The substantial increase in computing power also revolutionizes ownership. Digitalization already impacts many areas of life today, from how people consume music to server resource allocations in a business network. The Internet of Things continues this trend by changing the boundaries separating industries.
This begs the question: Will businesses in one sector or another end up becoming "Internet of Things companies" that are essentially tech operations that deliver a product or service? This could enable some businesses to move almost effortlessly from one sector to another.
Increasingly, the data gleaned through IoT is being valued and used more effectively — because it enables companies to serve customers with what they want and perform more efficiently.
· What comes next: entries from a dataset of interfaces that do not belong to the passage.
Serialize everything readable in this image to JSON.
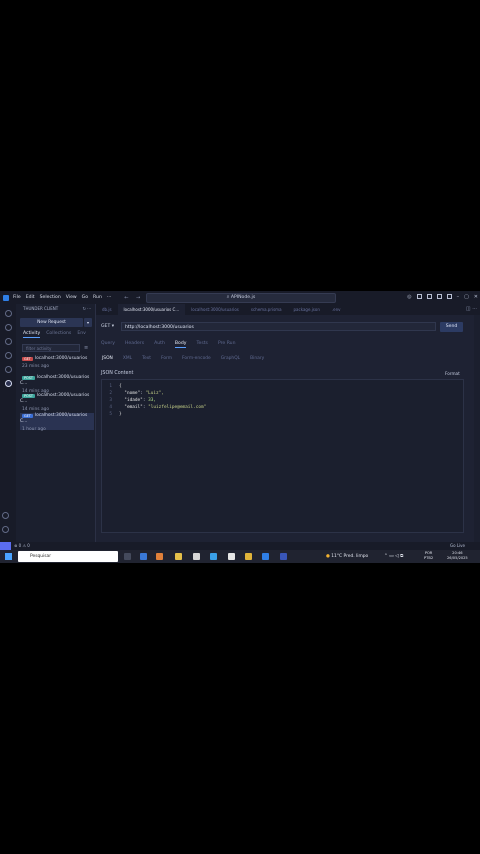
{
  "titlebar": {
    "menu": [
      "File",
      "Edit",
      "Selection",
      "View",
      "Go",
      "Run",
      "···"
    ],
    "search": "APINode.js"
  },
  "sidebar": {
    "title": "THUNDER CLIENT",
    "new_request": "New Request",
    "tabs": [
      "Activity",
      "Collections",
      "Env"
    ],
    "filter_placeholder": "filter activity",
    "requests": [
      {
        "method": "GET",
        "url": "localhost:3000/usuarios",
        "time": "23 mins ago",
        "color": "#c74a4a"
      },
      {
        "method": "POST",
        "url": "localhost:3000/usuarios C...",
        "time": "14 mins ago",
        "color": "#3ba49b"
      },
      {
        "method": "POST",
        "url": "localhost:3000/usuarios C...",
        "time": "14 mins ago",
        "color": "#3ba49b"
      },
      {
        "method": "GET",
        "url": "localhost:3000/usuarios C...",
        "time": "1 hour ago",
        "color": "#3b6fd6"
      }
    ]
  },
  "tabs": [
    "db.js",
    "localhost:3000/usuarios C...",
    "localhost:3000/usuarios",
    "schema.prisma",
    "package.json",
    ".env"
  ],
  "request": {
    "method": "GET",
    "url": "http://localhost:3000/usuarios",
    "send": "Send",
    "tabs": [
      "Query",
      "Headers",
      "Auth",
      "Body",
      "Tests",
      "Pre Run"
    ],
    "active_tab": "Body",
    "body_types": [
      "JSON",
      "XML",
      "Text",
      "Form",
      "Form-encode",
      "GraphQL",
      "Binary"
    ],
    "active_body_type": "JSON",
    "content_label": "JSON Content",
    "format": "Format"
  },
  "json_lines": [
    {
      "n": "1",
      "text": "{"
    },
    {
      "n": "2",
      "key": "\"nome\"",
      "val": "\"Luiz\","
    },
    {
      "n": "3",
      "key": "\"idade\"",
      "val": "33,"
    },
    {
      "n": "4",
      "key": "\"email\"",
      "val": "\"luizfelipe@email.com\""
    },
    {
      "n": "5",
      "text": "}"
    }
  ],
  "statusbar": {
    "left": "⊗ 0 ⚠ 0",
    "right": "Go Live"
  },
  "taskbar": {
    "search": "Pesquisar",
    "weather": "11°C  Pred. limpo",
    "lang": "POR",
    "lang2": "PTB2",
    "time": "20:46",
    "date": "26/05/2025"
  },
  "colors": {
    "accent": "#5aa0ff",
    "background": "#1e2233"
  }
}
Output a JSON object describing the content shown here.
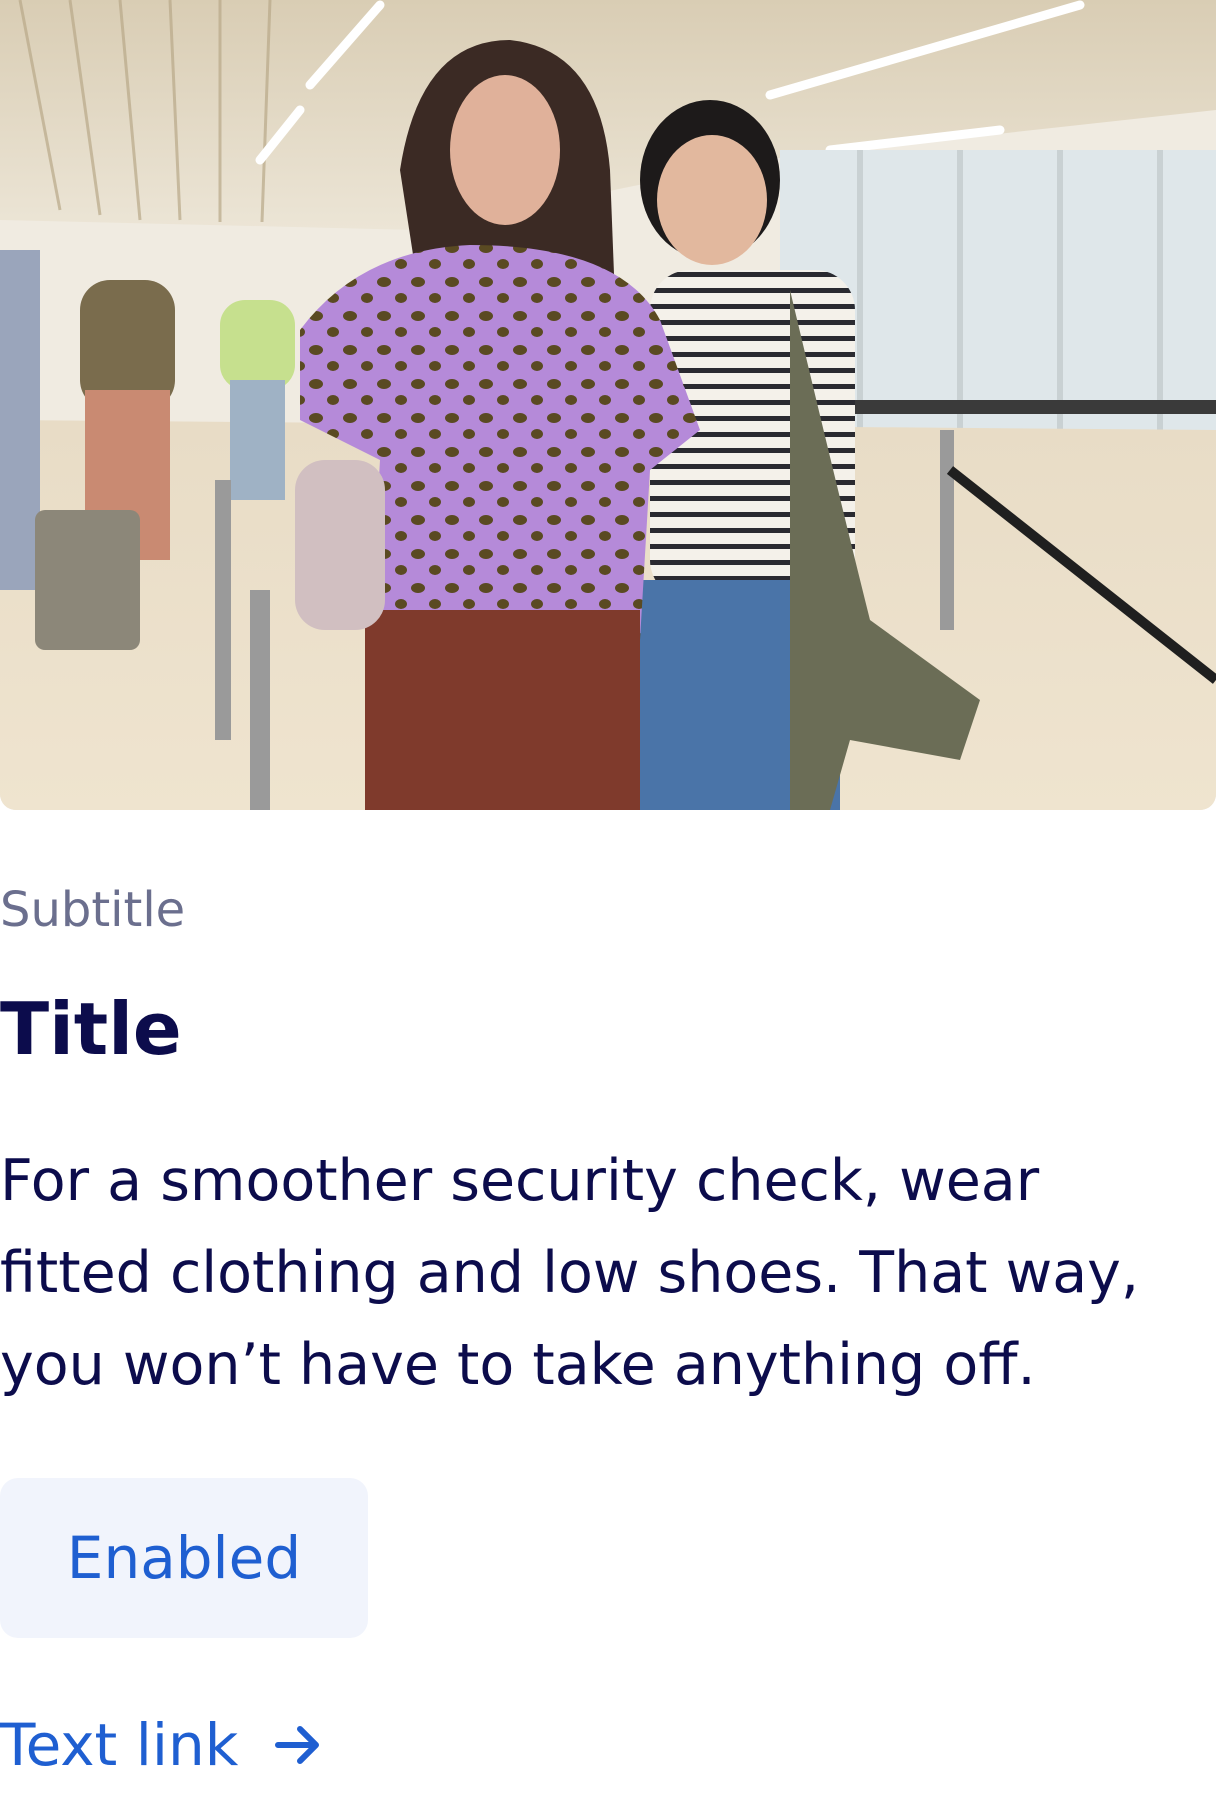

But this could squeeze out smaller players who struggle to figure out how IoT works for them — and don't have the actionable insights to compete.
Liberties Vs security
Globalization continues to bring people closer together through the Internet, with social media and online communities fostering communication across cultural boundaries.
But what will be the effects on societies if jobs disappear in large numbers — will people have the money and freedom to do other things they find meaningful?
And what if less tech-savvy demographics struggle with some of the complexities of modern life — and just can't access some of the services and experiences enjoyed by their neighbors? Will this mean that society starts to fragment and become restless?
What it's like to "feel human" in this new world could become a contentious issue. The explosion of the Internet of Things devices generates vast quantities of personal data that can be used to make people's lives easier. But concerns over a "surveillance society" where everything about you is monitored and owned by a corporation could be voiced increasingly. There could also be a perception that enterprises have a disproportionate impact on governments and democracy.
The threat of cyberattacks is another matter that will loom large. Business Insider has flagged the security and privacy issues that come with the Internet of Things. "The increase in connected devices gives hackers and cybercriminals more entry points," it notes.
Internet of Things explained and explored
Businesses and individuals need to prepare for the hyper-connected future to make the most of these technological advances. No-one can predict the full societal impact but understanding the possibilities now will help to ease the transition later.
Unit4 sits at the heart of a growing partner ecosystem that's exploring opportunities and finding positive solutions using the Internet of Things and other related technologies. We consider how IoT works most effectively and consider the benefits for our clients.
This ecosystem is tackling the productivity paradox by offering a people-centric alternative to the process-focused systems that have dominated the enterprise software market.
Become part of the tech transformation
Find out how Unit4 can help you become part of the tech transformation on our partner ecosystem page. We welcome Internet of Things companies as well as innovators across a range of sectors and capabilities.